Shortly after Barnes' death, litigation was successful in incrementally opening his museum to the public. The Barnes Foundation ran into financial difficulties, and litigation ensued to move the entire collection to a new building on the Cret-designed Benjamin Franklin Parkway. In 2004 Montgomery County Judge Stanley Ott gave legal approval to move the Barnes art collection from suburban Lower Merion to the Parkway. The Youth Study Center on the Parkway was demolished in 2008, and eventually moved into its new building at 48th and Haverford Avenue in December 2012. Also in 2008, work began on the new building at the Parkway site to house the Barnes collection, and this opened in 2012. Architects Tod Williams and Billie Tsien recreated the gallery layout in the Lower Merion building, and perhaps inadvertently, the exterior appearance of the Youth Study Center. The collections are in the south building, along the Parkway. The north building houses all the ancillaries of a modern museum: reception lobby, restaurant, library, and space for temporary exhibits. The two buildings are capped by a length of light tower that allows diffused light into the interior, and cantilevers dramatically at the northwest end of the museum. The entire interior is seven times larger than the Cret-designed building in Lower Merion.
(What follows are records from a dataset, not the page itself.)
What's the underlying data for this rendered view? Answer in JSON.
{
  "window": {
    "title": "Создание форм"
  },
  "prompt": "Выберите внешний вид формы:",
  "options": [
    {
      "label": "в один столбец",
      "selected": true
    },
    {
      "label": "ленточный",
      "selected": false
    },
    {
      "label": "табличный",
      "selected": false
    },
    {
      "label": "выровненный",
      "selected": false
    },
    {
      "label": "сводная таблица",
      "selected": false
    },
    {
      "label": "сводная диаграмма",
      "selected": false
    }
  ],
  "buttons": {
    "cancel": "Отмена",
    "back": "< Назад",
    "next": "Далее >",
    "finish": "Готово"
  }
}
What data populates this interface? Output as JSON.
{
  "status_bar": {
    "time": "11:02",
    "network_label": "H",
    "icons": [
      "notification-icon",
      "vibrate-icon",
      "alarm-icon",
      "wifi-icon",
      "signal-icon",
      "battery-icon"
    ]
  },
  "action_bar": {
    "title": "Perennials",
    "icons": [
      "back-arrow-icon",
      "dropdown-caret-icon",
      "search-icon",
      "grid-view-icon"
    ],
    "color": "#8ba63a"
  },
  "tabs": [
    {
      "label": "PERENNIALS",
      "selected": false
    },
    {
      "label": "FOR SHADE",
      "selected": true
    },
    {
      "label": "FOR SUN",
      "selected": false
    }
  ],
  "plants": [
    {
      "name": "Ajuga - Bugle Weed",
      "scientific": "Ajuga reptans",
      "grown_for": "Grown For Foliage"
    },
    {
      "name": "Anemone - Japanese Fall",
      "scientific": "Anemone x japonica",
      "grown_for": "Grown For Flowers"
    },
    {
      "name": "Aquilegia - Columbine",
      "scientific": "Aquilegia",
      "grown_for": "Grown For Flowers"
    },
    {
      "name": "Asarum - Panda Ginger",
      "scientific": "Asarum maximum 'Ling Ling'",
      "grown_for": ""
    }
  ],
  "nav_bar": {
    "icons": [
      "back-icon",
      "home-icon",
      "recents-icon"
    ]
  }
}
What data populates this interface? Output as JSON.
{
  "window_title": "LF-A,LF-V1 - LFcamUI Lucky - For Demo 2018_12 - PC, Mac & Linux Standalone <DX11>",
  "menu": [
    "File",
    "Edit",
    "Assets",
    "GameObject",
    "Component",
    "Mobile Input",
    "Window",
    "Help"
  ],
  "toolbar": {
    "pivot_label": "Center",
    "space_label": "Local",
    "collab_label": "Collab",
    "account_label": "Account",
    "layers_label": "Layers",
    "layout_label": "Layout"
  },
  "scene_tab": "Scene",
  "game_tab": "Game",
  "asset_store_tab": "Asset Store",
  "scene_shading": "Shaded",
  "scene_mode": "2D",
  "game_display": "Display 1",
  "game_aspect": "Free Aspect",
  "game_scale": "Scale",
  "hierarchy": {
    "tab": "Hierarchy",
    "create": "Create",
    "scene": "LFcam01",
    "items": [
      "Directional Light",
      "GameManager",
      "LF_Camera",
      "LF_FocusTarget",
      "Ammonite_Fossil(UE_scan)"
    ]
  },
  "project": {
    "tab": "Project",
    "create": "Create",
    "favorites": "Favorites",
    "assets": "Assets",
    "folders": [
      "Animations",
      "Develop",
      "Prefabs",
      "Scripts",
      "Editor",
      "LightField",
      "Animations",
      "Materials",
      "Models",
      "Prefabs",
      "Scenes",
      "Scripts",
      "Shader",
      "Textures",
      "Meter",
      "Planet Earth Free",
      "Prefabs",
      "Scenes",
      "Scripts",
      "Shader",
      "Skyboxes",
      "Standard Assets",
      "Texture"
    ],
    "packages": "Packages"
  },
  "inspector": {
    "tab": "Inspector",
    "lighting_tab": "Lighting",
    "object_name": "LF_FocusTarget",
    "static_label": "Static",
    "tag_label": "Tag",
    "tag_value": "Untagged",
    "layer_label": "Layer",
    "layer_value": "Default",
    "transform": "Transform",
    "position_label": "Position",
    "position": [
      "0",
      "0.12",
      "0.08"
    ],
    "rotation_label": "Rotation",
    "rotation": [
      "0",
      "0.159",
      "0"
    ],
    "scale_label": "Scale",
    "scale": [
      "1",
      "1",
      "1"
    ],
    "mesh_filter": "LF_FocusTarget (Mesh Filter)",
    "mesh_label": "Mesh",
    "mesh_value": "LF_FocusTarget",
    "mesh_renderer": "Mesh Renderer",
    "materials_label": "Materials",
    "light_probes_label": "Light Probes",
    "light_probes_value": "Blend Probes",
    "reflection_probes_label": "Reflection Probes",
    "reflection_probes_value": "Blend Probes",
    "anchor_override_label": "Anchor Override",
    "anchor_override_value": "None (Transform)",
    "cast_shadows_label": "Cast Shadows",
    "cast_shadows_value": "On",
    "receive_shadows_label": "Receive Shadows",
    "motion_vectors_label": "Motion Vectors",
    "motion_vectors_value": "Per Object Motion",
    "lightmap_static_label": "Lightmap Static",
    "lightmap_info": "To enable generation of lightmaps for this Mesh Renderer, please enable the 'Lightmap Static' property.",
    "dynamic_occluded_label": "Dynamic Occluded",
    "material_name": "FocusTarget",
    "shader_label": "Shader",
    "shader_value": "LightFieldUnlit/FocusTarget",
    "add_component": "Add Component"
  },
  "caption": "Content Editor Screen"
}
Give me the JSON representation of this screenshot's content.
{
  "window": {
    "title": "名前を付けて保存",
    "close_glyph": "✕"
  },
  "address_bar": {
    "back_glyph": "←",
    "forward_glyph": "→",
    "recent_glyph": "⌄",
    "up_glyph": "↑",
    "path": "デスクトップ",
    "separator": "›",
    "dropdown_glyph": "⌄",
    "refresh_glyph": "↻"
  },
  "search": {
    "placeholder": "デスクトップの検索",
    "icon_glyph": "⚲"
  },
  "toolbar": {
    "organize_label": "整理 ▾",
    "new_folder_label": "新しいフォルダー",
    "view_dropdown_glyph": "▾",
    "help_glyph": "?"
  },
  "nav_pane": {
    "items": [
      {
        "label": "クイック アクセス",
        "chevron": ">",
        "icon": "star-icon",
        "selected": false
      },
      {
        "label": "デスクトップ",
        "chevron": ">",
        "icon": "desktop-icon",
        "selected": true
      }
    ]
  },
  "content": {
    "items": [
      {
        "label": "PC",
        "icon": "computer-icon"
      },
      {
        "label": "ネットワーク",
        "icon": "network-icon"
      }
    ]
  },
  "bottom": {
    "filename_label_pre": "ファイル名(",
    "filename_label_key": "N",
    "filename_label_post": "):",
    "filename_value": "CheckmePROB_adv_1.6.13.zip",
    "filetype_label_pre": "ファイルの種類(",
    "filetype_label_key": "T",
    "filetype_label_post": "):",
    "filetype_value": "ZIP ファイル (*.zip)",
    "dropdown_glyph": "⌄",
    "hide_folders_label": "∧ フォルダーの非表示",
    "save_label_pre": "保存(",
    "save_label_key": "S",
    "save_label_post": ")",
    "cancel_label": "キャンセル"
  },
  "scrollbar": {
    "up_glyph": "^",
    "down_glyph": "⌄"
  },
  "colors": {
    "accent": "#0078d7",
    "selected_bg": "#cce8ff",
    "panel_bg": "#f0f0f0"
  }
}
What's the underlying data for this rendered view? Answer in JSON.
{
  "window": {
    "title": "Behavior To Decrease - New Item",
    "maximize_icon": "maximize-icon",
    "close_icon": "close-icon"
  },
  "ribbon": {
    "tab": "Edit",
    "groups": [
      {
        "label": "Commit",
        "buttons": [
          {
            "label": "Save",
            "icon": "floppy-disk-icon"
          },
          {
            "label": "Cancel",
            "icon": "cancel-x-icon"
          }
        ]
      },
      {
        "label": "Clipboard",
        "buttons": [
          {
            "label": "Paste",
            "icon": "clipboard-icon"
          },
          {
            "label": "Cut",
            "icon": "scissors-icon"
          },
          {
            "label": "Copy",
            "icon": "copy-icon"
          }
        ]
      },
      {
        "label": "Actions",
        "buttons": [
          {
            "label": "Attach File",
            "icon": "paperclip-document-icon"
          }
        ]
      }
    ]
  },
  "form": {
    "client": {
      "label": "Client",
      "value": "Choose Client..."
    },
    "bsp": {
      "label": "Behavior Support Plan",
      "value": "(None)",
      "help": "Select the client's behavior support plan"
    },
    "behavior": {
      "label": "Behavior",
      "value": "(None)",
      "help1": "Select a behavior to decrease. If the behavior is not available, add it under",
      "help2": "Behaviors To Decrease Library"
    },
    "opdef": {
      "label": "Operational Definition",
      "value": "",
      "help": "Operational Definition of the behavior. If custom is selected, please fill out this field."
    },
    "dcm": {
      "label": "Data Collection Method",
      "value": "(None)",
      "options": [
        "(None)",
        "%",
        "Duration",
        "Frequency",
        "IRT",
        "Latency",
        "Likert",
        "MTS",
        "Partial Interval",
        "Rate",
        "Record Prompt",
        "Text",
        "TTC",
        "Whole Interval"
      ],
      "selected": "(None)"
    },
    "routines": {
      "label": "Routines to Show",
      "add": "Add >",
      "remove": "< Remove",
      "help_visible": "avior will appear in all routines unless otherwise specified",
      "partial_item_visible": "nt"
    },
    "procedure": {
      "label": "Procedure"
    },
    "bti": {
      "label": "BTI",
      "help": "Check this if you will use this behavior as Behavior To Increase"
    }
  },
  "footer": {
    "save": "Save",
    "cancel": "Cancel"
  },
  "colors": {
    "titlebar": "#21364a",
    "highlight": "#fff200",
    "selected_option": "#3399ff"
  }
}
The Barnes collections total over 2,000 objects, including possibly the largest collection of French masters outside of Paris, with an estimated value of approximately 25 billion dollars.